▸ **Action item**
Each record below is to be copied exactly; the pictures are to be omitted.

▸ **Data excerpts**
# # # #

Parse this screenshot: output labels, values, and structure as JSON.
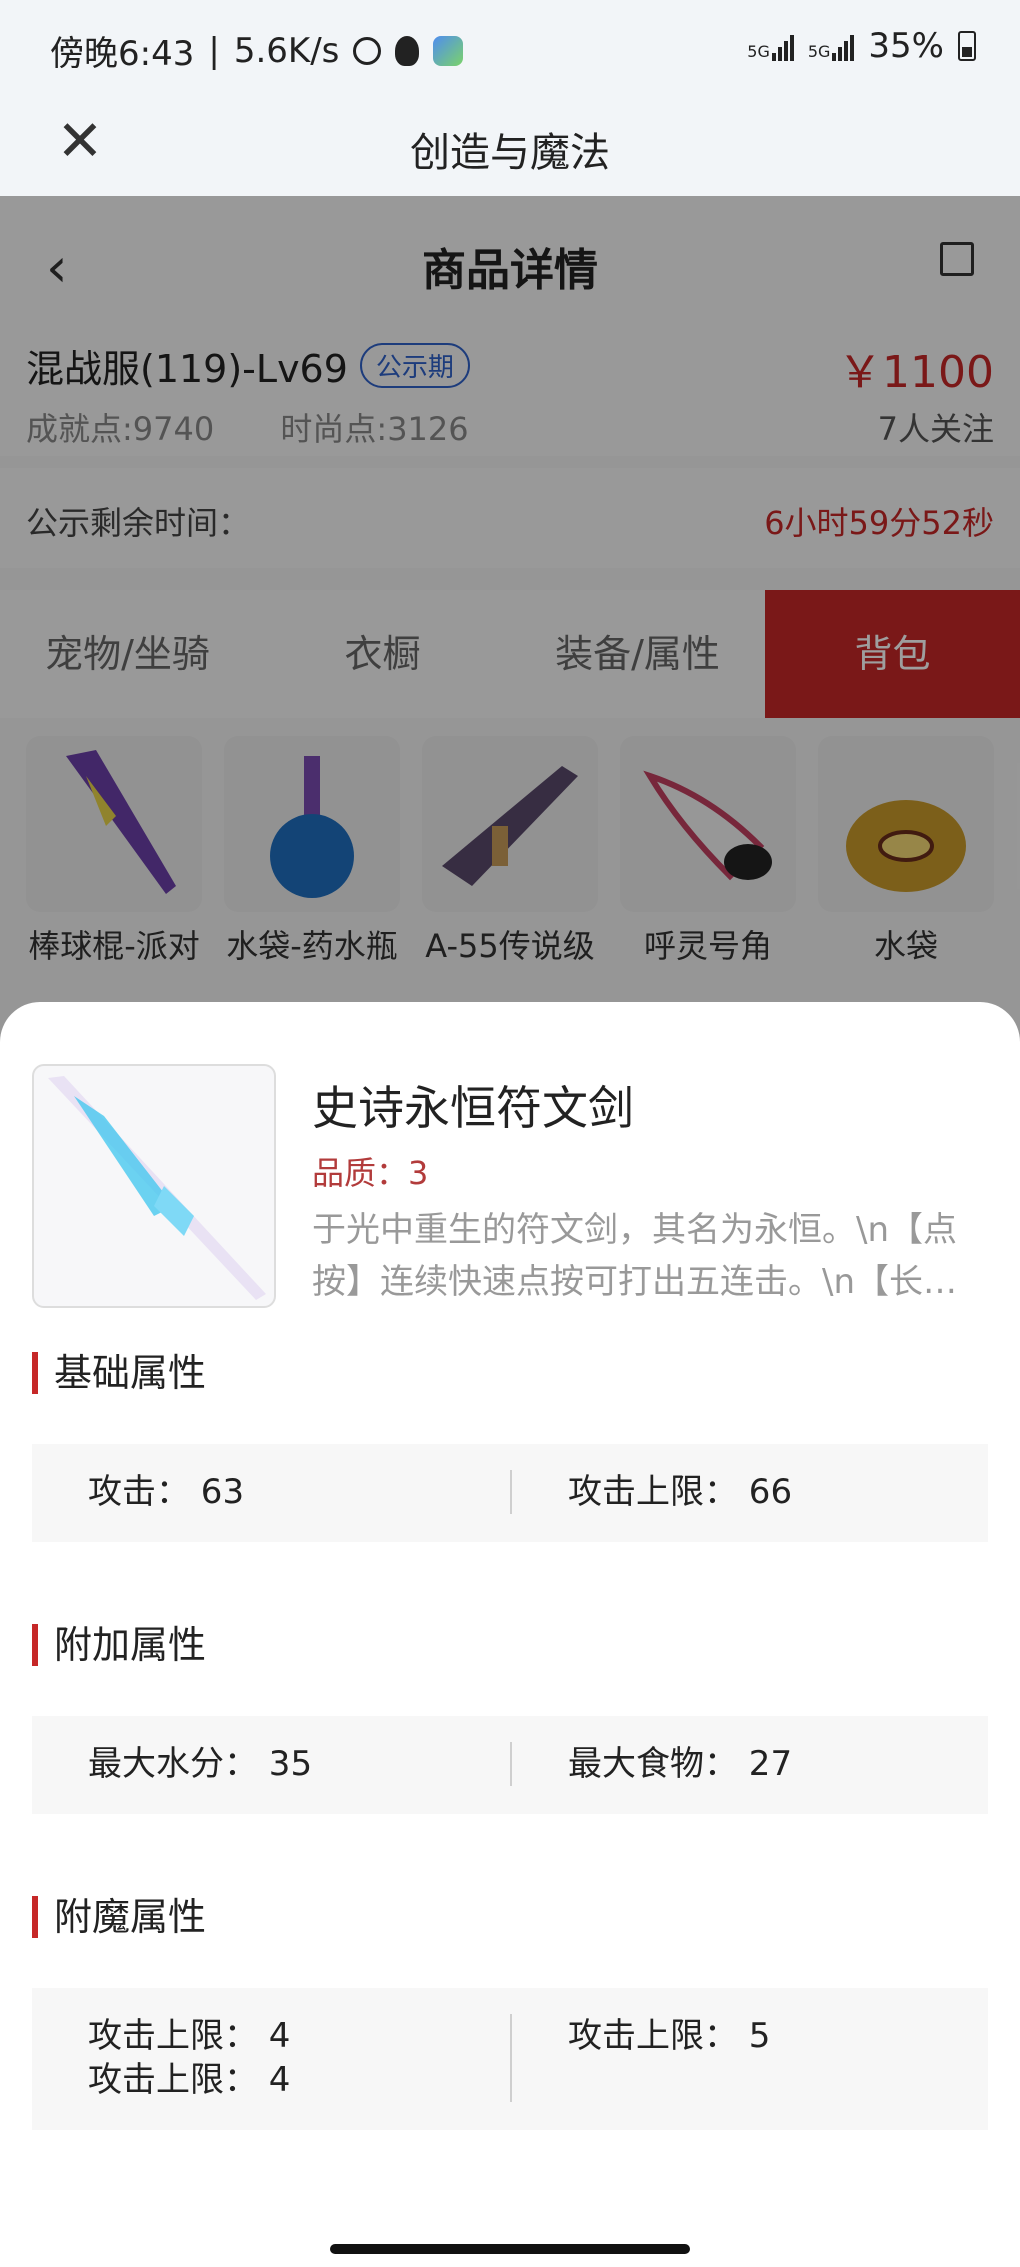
{
  "status_bar": {
    "time": "傍晚6:43",
    "network_speed": "5.6K/s",
    "signal1": "5G",
    "signal2": "5G",
    "battery": "35%"
  },
  "app_bar": {
    "title": "创造与魔法"
  },
  "page": {
    "nav_title": "商品详情",
    "product": {
      "name": "混战服(119)-Lv69",
      "badge": "公示期",
      "price": "￥1100",
      "achievement": "成就点:9740",
      "fashion": "时尚点:3126",
      "followers": "7人关注"
    },
    "countdown": {
      "label": "公示剩余时间：",
      "time": "6小时59分52秒"
    },
    "tabs": [
      {
        "label": "宠物/坐骑"
      },
      {
        "label": "衣橱"
      },
      {
        "label": "装备/属性"
      },
      {
        "label": "背包"
      }
    ],
    "items": [
      {
        "label": "棒球棍-派对"
      },
      {
        "label": "水袋-药水瓶"
      },
      {
        "label": "A-55传说级"
      },
      {
        "label": "呼灵号角"
      },
      {
        "label": "水袋"
      }
    ]
  },
  "detail": {
    "name": "史诗永恒符文剑",
    "quality_label": "品质：",
    "quality_value": "3",
    "description": "于光中重生的符文剑，其名为永恒。\\n【点按】连续快速点按可打出五连击。\\n【长…",
    "sections": {
      "basic": {
        "title": "基础属性",
        "left": [
          "攻击： 63"
        ],
        "right": [
          "攻击上限： 66"
        ]
      },
      "extra": {
        "title": "附加属性",
        "left": [
          "最大水分： 35"
        ],
        "right": [
          "最大食物： 27"
        ]
      },
      "enchant": {
        "title": "附魔属性",
        "left": [
          "攻击上限： 4",
          "攻击上限： 4"
        ],
        "right": [
          "攻击上限： 5"
        ]
      }
    }
  },
  "colors": {
    "accent_red": "#c62828",
    "badge_blue": "#2f62c9",
    "overlay": "rgba(0,0,0,0.38)"
  },
  "icons": {
    "close": "close-icon",
    "back": "chevron-left-icon",
    "share": "share-icon"
  }
}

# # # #

▸ **Result for this task**
Parse this screenshot: output labels, values, and structure as JSON.
{
  "status_bar": {
    "time": "傍晚6:43",
    "network_speed": "5.6K/s",
    "signal1": "5G",
    "signal2": "5G",
    "battery": "35%"
  },
  "app_bar": {
    "title": "创造与魔法"
  },
  "page": {
    "nav_title": "商品详情",
    "product": {
      "name": "混战服(119)-Lv69",
      "badge": "公示期",
      "price": "￥1100",
      "achievement": "成就点:9740",
      "fashion": "时尚点:3126",
      "followers": "7人关注"
    },
    "countdown": {
      "label": "公示剩余时间：",
      "time": "6小时59分52秒"
    },
    "tabs": [
      {
        "label": "宠物/坐骑"
      },
      {
        "label": "衣橱"
      },
      {
        "label": "装备/属性"
      },
      {
        "label": "背包"
      }
    ],
    "items": [
      {
        "label": "棒球棍-派对"
      },
      {
        "label": "水袋-药水瓶"
      },
      {
        "label": "A-55传说级"
      },
      {
        "label": "呼灵号角"
      },
      {
        "label": "水袋"
      }
    ]
  },
  "detail": {
    "name": "史诗永恒符文剑",
    "quality_label": "品质：",
    "quality_value": "3",
    "description": "于光中重生的符文剑，其名为永恒。\\n【点按】连续快速点按可打出五连击。\\n【长…",
    "sections": {
      "basic": {
        "title": "基础属性",
        "left": [
          "攻击： 63"
        ],
        "right": [
          "攻击上限： 66"
        ]
      },
      "extra": {
        "title": "附加属性",
        "left": [
          "最大水分： 35"
        ],
        "right": [
          "最大食物： 27"
        ]
      },
      "enchant": {
        "title": "附魔属性",
        "left": [
          "攻击上限： 4",
          "攻击上限： 4"
        ],
        "right": [
          "攻击上限： 5"
        ]
      }
    }
  },
  "colors": {
    "accent_red": "#c62828",
    "badge_blue": "#2f62c9",
    "overlay": "rgba(0,0,0,0.38)"
  },
  "icons": {
    "close": "close-icon",
    "back": "chevron-left-icon",
    "share": "share-icon"
  }
}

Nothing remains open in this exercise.